Anticipate Needs: Another typical strategy meant to generate fear and anxiety is the ‘cutting’ of basic utilities: electricity and water being the obvious ones. Prepare your family and loved ones for that possibility. Have extra gallons of water stocked. Make sure you have fresh batteries for flashlights and/or stock up on candles. Most importantly though: Let your loved ones know that power outages happen regularly in many (most) parts of the world…and folks get through it by staying calm, looking out for each other, especially elderly and disabled community members, and not giving in to panic. Where we can, we should anticipate core needs some folks have, that depend on running electricity or water (think dialysis, perishable/refrigerated medicines, electric wheelchairs) and make community-oriented contingency plans ahead of time, to meet/support those loved ones’ necessities. With well-thought-out plans and a relaxed mindset, we can do our part to ensure that our community is taken care of. This might include a plan to relocate folks to a designated place where emergency power is provided (a neighbor who has a power generator or a local evacuation center). If you are a non-elderly or non-disabled community member, make sure you know about emergency power resources to make sure we’re not leaving anyone behind.

Gear Up Emotionally: It is quite possible that cruel, organized, violent acts of provocation against our communities will play out in the coming weeks. Preparing ourselves — mentally, psychically, emotionally — for this likelihood is unpleasant, but necessary. Similarly, Far-Right forces may stage acts of violence — which they will falsely attribute to leftists — as a means towards bringing the full force of state repression down upon pro-democracy forces. Hence the need to weave together our networks of shared care as tightly as possible, in advance.

We may be in for a hard and bumpy ride, in the weeks ahead. In that sense, I recommend engaging in habitual capacity checks with yourself. Practice routine self-care, as best as you can. And then, once you’ve regained composure, reach out to a neighbor or friend to see if they are okay. Asking, “How are you doing? Are you all stocked up on groceries? Your meds? Batteries?’” or offering, “ I have extra N95s and collards in my garden!” will go a long way towards threading that sense of community and solidarity that will see us through.

In comic books, it’s the superheroes who defeat fascism. In the real world, common folk do. Bound together. By purpose, care, and a deep love for a better society.

“Our biggest enemy is fear, and we carry it inside…” Domitila Barrios de Chungara, Bolivian labor leader and feminist.

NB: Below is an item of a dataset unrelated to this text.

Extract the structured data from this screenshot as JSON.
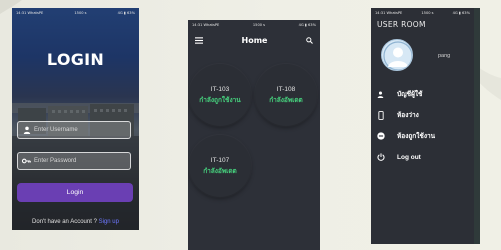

The hunger strike she and other women helped organize in 1978, at the steps of the presidential palace, is credited with bringing down the brutal 7-year regime of General Hugo Banzer Suárez.